> [TASK TO CARRY OUT]:
For each line below that contains the word "Pemasukan", make a copy.

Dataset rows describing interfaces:

════════════════════

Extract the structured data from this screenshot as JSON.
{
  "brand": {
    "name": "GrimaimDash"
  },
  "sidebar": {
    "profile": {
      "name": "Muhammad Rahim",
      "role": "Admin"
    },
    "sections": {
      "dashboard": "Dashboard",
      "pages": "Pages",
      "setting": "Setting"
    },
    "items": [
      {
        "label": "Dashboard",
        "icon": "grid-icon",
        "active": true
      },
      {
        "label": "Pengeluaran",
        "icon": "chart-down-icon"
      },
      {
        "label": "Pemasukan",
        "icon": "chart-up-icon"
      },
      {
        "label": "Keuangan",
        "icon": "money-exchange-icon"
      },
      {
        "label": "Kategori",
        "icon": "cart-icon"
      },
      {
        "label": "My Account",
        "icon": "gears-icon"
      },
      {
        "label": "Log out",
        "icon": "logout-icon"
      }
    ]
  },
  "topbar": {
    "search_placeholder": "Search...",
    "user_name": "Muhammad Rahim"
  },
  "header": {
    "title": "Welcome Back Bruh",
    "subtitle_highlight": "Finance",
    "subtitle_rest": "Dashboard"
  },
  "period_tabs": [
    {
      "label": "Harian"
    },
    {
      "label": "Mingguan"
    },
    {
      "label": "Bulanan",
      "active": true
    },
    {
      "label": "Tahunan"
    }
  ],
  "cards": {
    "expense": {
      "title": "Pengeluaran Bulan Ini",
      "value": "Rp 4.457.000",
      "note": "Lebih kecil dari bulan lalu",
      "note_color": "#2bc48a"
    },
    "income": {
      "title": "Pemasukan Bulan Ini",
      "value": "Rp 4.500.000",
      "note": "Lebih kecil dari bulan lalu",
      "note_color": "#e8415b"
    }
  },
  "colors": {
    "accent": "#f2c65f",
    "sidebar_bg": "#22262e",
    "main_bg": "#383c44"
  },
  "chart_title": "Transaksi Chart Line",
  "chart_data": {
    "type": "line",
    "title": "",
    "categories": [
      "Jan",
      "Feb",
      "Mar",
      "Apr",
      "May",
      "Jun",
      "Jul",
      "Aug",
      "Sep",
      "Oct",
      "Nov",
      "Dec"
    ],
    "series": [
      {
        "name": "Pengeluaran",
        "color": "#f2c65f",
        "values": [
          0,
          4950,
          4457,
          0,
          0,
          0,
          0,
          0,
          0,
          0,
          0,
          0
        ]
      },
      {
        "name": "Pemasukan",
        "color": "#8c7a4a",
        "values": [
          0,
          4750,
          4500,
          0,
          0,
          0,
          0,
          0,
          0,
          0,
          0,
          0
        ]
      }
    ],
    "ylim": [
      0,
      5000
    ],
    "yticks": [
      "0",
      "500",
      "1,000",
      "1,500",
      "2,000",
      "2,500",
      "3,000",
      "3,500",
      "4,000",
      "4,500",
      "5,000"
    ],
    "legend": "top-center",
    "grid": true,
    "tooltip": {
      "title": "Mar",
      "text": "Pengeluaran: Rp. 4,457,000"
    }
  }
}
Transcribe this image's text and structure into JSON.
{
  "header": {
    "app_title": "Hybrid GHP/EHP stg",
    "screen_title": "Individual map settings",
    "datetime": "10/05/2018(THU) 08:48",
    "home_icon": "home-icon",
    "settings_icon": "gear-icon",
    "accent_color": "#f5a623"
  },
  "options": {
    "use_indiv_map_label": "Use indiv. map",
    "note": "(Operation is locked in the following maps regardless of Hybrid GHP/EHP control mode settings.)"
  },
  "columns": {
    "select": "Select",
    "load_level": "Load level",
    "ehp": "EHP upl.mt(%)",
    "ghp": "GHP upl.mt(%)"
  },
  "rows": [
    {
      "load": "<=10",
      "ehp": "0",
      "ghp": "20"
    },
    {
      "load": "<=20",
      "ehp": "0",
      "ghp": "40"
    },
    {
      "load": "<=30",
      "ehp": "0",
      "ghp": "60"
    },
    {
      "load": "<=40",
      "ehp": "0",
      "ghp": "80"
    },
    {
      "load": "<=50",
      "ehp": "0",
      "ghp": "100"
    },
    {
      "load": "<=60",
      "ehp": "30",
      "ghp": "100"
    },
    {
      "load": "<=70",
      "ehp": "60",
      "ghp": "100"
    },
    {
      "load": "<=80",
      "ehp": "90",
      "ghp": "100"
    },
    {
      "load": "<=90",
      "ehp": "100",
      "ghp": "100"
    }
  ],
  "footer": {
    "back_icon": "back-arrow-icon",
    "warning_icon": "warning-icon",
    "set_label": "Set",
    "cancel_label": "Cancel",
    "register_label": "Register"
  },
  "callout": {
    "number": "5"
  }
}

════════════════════

> [EXERCISE RESPONSE]:
        "label": "Pemasukan",
      "title": "Pemasukan Bulan Ini",
        "name": "Pemasukan",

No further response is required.